### DATA FOR PROCESSING:
====

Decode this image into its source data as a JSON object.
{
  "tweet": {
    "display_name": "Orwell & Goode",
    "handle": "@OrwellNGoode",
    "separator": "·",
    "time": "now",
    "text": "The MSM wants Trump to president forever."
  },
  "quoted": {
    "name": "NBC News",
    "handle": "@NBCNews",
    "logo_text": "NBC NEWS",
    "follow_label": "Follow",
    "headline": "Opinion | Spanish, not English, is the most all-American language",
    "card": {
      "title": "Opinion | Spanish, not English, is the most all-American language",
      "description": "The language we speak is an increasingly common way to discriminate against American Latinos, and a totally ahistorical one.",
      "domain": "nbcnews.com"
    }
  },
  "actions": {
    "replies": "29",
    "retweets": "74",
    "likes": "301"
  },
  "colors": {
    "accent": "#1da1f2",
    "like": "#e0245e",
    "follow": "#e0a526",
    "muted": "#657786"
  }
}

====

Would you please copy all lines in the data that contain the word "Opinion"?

### EXERCISE ANSWER:
    "headline": "Opinion | Spanish, not English, is the most all-American language",
      "title": "Opinion | Spanish, not English, is the most all-American language",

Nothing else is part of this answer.